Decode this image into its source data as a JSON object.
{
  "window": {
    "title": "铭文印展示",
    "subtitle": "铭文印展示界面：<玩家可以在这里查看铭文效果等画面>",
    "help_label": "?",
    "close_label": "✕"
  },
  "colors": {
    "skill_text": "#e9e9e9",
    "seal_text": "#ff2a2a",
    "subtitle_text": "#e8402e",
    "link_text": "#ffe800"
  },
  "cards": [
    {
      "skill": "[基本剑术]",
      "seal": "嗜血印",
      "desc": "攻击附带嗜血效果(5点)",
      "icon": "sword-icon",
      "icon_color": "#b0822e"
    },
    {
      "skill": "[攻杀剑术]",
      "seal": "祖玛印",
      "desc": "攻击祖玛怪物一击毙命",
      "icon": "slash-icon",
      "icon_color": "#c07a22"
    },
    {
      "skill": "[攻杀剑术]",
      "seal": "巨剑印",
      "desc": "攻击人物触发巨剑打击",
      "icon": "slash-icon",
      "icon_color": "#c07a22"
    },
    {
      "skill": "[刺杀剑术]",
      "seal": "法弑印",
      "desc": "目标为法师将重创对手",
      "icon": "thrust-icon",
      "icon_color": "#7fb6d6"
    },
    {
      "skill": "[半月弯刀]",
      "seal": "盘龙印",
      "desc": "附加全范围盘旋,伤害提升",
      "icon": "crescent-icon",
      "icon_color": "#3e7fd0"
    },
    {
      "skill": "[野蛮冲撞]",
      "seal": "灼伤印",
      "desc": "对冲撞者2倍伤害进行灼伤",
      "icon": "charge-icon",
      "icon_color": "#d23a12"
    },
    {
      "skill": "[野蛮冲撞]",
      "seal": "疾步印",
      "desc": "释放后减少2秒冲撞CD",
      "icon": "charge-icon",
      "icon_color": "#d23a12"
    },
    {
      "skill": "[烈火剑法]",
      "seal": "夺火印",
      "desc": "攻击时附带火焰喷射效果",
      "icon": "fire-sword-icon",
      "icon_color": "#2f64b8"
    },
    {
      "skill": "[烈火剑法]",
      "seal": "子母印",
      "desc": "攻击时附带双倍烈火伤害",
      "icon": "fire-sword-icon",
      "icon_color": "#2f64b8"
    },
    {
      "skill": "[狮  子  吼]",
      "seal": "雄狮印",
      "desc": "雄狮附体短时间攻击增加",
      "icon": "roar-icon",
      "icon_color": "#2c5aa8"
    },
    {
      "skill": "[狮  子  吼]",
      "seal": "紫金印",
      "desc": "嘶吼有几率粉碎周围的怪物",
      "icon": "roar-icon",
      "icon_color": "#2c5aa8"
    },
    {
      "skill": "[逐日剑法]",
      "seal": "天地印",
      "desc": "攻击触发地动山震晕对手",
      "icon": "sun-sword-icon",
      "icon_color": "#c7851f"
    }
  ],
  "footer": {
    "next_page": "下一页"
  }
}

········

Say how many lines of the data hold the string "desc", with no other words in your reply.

* _Exercise solution_
12